Mondaq also reserves the right from time to time to monitor your Use of the Website and/or services.

Disclaimer

The Content is general information only. It is not intended to constitute legal advice or seek to be the complete and comprehensive statement of the law, nor is it intended to address your specific requirements or provide advice on which reliance should be placed. Mondaq and/or its Contributors and other suppliers make no representations about the suitability of the information contained in the Content for any purpose. All Content provided "as is" without warranty of any kind. Mondaq and/or its Contributors and other suppliers hereby exclude and disclaim all representations, warranties or guarantees with regard to the Content, including all implied warranties and conditions of merchantability, fitness for a particular purpose, title and non-infringement. To the maximum extent permitted by law, Mondaq expressly excludes all representations, warranties, obligations, and liabilities arising out of or in connection with all Content. In no event shall Mondaq and/or its respective suppliers be liable for any special, indirect or consequential damages or any damages whatsoever resulting from loss of use, data or profits, whether in an action of contract, negligence or other tortious action, arising out of or in connection with the use of the Content or performance of Mondaq’s Services.

General

Mondaq may alter or amend these Terms by amending them on the Website. By continuing to Use the Services and/or the Website after such amendment, you will be deemed to have accepted any amendment to these Terms.

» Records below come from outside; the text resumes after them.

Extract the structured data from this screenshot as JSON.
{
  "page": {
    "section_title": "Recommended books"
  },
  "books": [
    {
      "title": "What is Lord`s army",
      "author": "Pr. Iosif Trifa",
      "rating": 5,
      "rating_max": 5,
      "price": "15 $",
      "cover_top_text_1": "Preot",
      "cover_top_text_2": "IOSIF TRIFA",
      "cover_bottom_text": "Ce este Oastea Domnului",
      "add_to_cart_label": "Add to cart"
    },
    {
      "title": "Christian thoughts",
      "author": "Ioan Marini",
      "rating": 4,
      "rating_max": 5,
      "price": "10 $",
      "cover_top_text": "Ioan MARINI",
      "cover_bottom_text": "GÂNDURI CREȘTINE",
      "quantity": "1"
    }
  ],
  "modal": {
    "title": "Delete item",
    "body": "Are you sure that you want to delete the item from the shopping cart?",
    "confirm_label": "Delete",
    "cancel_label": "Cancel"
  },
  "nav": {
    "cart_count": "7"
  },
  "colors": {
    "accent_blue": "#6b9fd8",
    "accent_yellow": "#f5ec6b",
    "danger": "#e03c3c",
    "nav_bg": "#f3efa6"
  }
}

These Terms shall be governed by and construed in accordance with the laws of England and Wales and you irrevocably submit to the exclusive jurisdiction of the courts of England and Wales to settle any dispute which may arise out of or in connection with these Terms. If you live outside the United Kingdom, English law shall apply only to the extent that English law shall not deprive you of any legal protection accorded in accordance with the law of the place where you are habitually resident ("Local Law"). In the event English law deprives you of any legal protection which is accorded to you under Local Law, then these terms shall be governed by Local Law and any dispute or claim arising out of or in connection with these Terms shall be subject to the non-exclusive jurisdiction of the courts where you are habitually resident.

You may print and keep a copy of these Terms, which form the entire agreement between you and Mondaq and supersede any other communications or advertising in respect of the Service and/or the Website.

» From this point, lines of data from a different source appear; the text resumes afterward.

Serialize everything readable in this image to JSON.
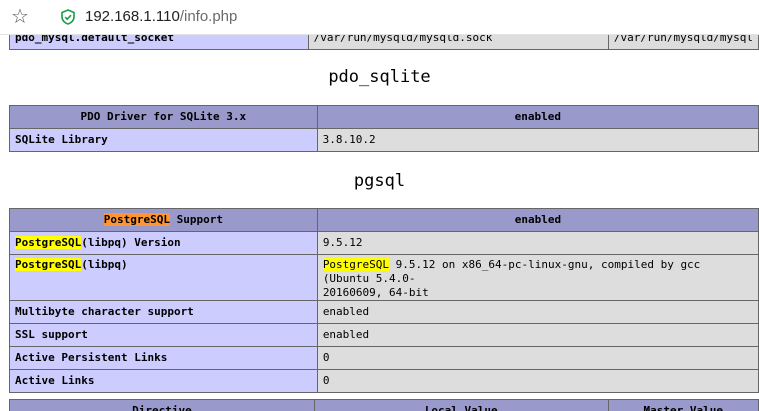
{
  "browser": {
    "url_host": "192.168.1.110",
    "url_path": "/info.php"
  },
  "top_row": {
    "directive": "pdo_mysql.default_socket",
    "local_value": "/var/run/mysqld/mysqld.sock",
    "master_value": "/var/run/mysqld/mysql"
  },
  "pdo_sqlite": {
    "title": "pdo_sqlite",
    "header": {
      "label": "PDO Driver for SQLite 3.x",
      "value": "enabled"
    },
    "rows": [
      {
        "label": "SQLite Library",
        "value": "3.8.10.2"
      }
    ]
  },
  "pgsql": {
    "title": "pgsql",
    "header": {
      "label_hl": "PostgreSQL",
      "label_rest": " Support",
      "value": "enabled"
    },
    "version_row": {
      "label_hl": "PostgreSQL",
      "label_rest": "(libpq) Version",
      "value": "9.5.12"
    },
    "libpq_row": {
      "label_hl": "PostgreSQL",
      "label_rest": "(libpq)",
      "value_hl": "PostgreSQL",
      "value_rest": " 9.5.12 on x86_64-pc-linux-gnu, compiled by gcc (Ubuntu 5.4.0-",
      "value_line2": "20160609, 64-bit"
    },
    "rows": [
      {
        "label": "Multibyte character support",
        "value": "enabled"
      },
      {
        "label": "SSL support",
        "value": "enabled"
      },
      {
        "label": "Active Persistent Links",
        "value": "0"
      },
      {
        "label": "Active Links",
        "value": "0"
      }
    ]
  },
  "bottom_header": {
    "col1": "Directive",
    "col2": "Local Value",
    "col3": "Master Value"
  }
}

No delay in exercising or non-exercise by you and/or Mondaq of any of its rights under or in connection with these Terms shall operate as a waiver or release of each of your or Mondaq’s right. Rather, any such waiver or release must be specifically granted in writing signed by the party granting it.

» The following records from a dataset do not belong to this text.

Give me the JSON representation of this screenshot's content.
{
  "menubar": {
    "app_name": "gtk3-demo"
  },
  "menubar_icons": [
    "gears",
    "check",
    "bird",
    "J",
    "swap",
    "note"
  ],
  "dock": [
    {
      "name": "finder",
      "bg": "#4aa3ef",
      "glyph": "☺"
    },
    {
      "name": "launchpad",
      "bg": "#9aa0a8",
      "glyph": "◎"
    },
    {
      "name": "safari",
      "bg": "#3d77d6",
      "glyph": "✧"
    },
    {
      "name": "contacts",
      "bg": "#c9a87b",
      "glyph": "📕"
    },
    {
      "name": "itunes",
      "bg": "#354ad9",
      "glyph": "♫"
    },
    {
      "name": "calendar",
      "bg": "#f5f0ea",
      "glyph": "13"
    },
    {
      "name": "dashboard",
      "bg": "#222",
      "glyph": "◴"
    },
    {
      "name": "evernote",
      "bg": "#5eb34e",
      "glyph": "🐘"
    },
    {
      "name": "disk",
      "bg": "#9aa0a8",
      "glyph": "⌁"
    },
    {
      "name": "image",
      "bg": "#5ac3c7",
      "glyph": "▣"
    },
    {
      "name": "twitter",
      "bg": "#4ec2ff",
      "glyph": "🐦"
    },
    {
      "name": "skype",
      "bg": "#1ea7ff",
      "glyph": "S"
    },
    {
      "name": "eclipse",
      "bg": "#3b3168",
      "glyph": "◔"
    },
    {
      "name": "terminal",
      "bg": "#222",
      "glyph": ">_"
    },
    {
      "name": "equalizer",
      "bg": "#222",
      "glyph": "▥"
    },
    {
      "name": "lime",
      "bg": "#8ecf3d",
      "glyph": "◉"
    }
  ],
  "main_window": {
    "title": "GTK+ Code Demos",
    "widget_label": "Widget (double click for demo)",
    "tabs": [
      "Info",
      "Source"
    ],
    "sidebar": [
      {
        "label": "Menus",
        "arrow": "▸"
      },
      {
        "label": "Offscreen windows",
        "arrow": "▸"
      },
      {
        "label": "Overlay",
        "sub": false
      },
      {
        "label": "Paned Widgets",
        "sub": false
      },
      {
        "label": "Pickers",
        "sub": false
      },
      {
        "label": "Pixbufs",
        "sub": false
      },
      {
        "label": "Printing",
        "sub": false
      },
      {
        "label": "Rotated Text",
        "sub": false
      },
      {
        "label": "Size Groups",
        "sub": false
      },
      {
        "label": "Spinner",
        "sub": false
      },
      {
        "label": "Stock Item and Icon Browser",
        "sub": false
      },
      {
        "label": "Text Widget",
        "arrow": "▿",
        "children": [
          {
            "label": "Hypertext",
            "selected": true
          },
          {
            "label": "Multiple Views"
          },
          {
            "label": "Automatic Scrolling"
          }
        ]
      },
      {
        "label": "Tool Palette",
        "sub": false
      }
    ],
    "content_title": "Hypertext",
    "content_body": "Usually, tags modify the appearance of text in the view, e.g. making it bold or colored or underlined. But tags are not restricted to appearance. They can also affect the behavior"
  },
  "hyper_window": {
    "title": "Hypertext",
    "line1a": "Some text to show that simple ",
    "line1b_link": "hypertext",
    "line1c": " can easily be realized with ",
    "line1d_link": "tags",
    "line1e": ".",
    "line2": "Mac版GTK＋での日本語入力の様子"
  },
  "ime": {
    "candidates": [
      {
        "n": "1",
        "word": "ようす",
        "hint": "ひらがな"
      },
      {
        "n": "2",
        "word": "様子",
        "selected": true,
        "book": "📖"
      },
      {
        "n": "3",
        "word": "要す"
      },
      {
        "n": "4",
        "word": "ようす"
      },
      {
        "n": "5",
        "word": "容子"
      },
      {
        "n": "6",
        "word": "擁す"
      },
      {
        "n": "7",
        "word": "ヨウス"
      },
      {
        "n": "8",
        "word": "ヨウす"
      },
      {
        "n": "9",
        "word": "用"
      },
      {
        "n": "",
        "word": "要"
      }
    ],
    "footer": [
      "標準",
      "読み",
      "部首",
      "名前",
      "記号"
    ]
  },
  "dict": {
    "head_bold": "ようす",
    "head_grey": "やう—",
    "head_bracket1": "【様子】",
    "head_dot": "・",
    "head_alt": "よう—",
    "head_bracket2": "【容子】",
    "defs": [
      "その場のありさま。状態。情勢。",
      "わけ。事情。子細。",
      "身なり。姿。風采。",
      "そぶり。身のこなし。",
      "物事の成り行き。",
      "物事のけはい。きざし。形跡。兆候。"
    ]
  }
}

If any part of these Terms is held unenforceable, that part shall be enforced to the maximum extent permissible so as to give effect to the intent of the parties, and the Terms shall continue in full force and effect.

Mondaq shall not incur any liability to you on account of any loss or damage resulting from any delay or failure to perform all or any part of these Terms if such delay or failure is caused, in whole or in part, by events, occurrences, or causes beyond the control of Mondaq. Such events, occurrences or causes will include, without limitation, acts of God, strikes, lockouts, server and network failure, riots, acts of war, earthquakes, fire and explosions.

By clicking Register you state you have read and agree to our Terms and Conditions